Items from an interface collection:

----

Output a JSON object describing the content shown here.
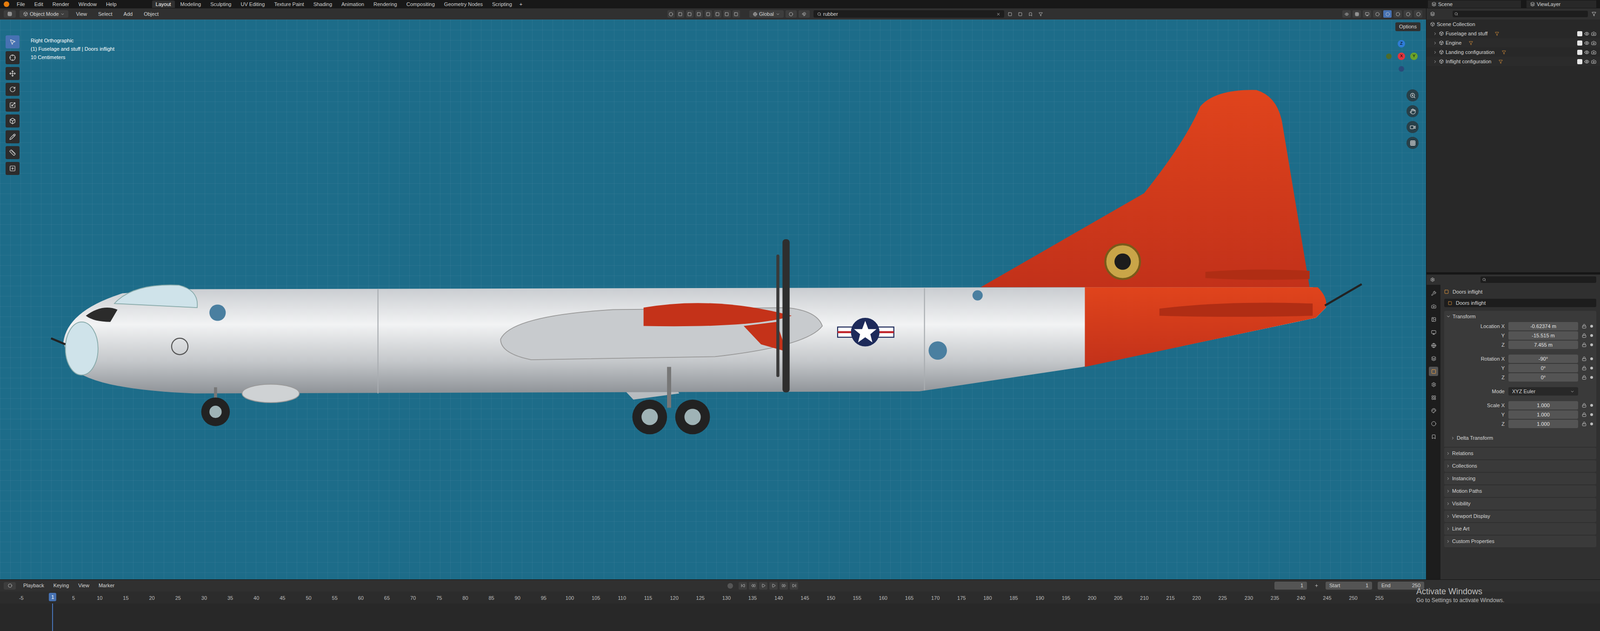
{
  "topbar": {
    "menus": [
      "File",
      "Edit",
      "Render",
      "Window",
      "Help"
    ],
    "workspaces": [
      {
        "label": "Layout",
        "selected": true
      },
      {
        "label": "Modeling",
        "selected": false
      },
      {
        "label": "Sculpting",
        "selected": false
      },
      {
        "label": "UV Editing",
        "selected": false
      },
      {
        "label": "Texture Paint",
        "selected": false
      },
      {
        "label": "Shading",
        "selected": false
      },
      {
        "label": "Animation",
        "selected": false
      },
      {
        "label": "Rendering",
        "selected": false
      },
      {
        "label": "Compositing",
        "selected": false
      },
      {
        "label": "Geometry Nodes",
        "selected": false
      },
      {
        "label": "Scripting",
        "selected": false
      }
    ],
    "add_tab": "+",
    "scene": "Scene",
    "view_layer": "ViewLayer"
  },
  "viewport": {
    "header": {
      "mode": "Object Mode",
      "menus": [
        "View",
        "Select",
        "Add",
        "Object"
      ],
      "orientation": "Global",
      "search": "rubber",
      "options": "Options"
    },
    "overlay": [
      "Right Orthographic",
      "(1) Fuselage and stuff | Doors inflight",
      "10 Centimeters"
    ],
    "gizmo": [
      {
        "label": "Z",
        "color": "#2f7cd6"
      },
      {
        "label": "Y",
        "color": "#6ba32b"
      },
      {
        "label": "X",
        "color": "#e0353f"
      }
    ],
    "tools": [
      {
        "selected": true
      },
      {
        "selected": false
      },
      {
        "selected": false
      },
      {
        "selected": false
      },
      {
        "selected": false
      },
      {
        "selected": false
      },
      {
        "selected": false
      },
      {
        "selected": false
      },
      {
        "selected": false
      }
    ]
  },
  "outliner": {
    "root": "Scene Collection",
    "items": [
      {
        "name": "Fuselage and stuff",
        "checked": true,
        "visible": true
      },
      {
        "name": "Engine",
        "checked": true,
        "visible": true
      },
      {
        "name": "Landing configuration",
        "checked": true,
        "visible": true
      },
      {
        "name": "Inflight configuration",
        "checked": true,
        "visible": true
      }
    ]
  },
  "properties": {
    "object": "Doors inflight",
    "data_block": "Doors inflight",
    "panel": "Transform",
    "rows": [
      {
        "label": "Location X",
        "value": "-0.62374 m",
        "kind": "field"
      },
      {
        "label": "Y",
        "value": "-15.515 m",
        "kind": "field"
      },
      {
        "label": "Z",
        "value": "7.455 m",
        "kind": "field"
      },
      {
        "label": "Rotation X",
        "value": "-90°",
        "kind": "field"
      },
      {
        "label": "Y",
        "value": "0°",
        "kind": "field"
      },
      {
        "label": "Z",
        "value": "0°",
        "kind": "field"
      },
      {
        "label": "Mode",
        "value": "XYZ Euler",
        "kind": "dropdown"
      },
      {
        "label": "Scale X",
        "value": "1.000",
        "kind": "field"
      },
      {
        "label": "Y",
        "value": "1.000",
        "kind": "field"
      },
      {
        "label": "Z",
        "value": "1.000",
        "kind": "field"
      }
    ],
    "delta": "Delta Transform",
    "subpanels": [
      "Relations",
      "Collections",
      "Instancing",
      "Motion Paths",
      "Visibility",
      "Viewport Display",
      "Line Art",
      "Custom Properties"
    ]
  },
  "timeline": {
    "menus": [
      "Playback",
      "Keying",
      "View",
      "Marker"
    ],
    "current_frame": "1",
    "start": {
      "label": "Start",
      "value": "1"
    },
    "end": {
      "label": "End",
      "value": "250"
    },
    "playhead": "1",
    "ruler": [
      "-5",
      "5",
      "10",
      "15",
      "20",
      "25",
      "30",
      "35",
      "40",
      "45",
      "50",
      "55",
      "60",
      "65",
      "70",
      "75",
      "80",
      "85",
      "90",
      "95",
      "100",
      "105",
      "110",
      "115",
      "120",
      "125",
      "130",
      "135",
      "140",
      "145",
      "150",
      "155",
      "160",
      "165",
      "170",
      "175",
      "180",
      "185",
      "190",
      "195",
      "200",
      "205",
      "210",
      "215",
      "220",
      "225",
      "230",
      "235",
      "240",
      "245",
      "250",
      "255"
    ]
  },
  "watermark": {
    "title": "Activate Windows",
    "subtitle": "Go to Settings to activate Windows."
  }
}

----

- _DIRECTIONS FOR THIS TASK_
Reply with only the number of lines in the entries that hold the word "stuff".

- _COMPLETED TASK_
2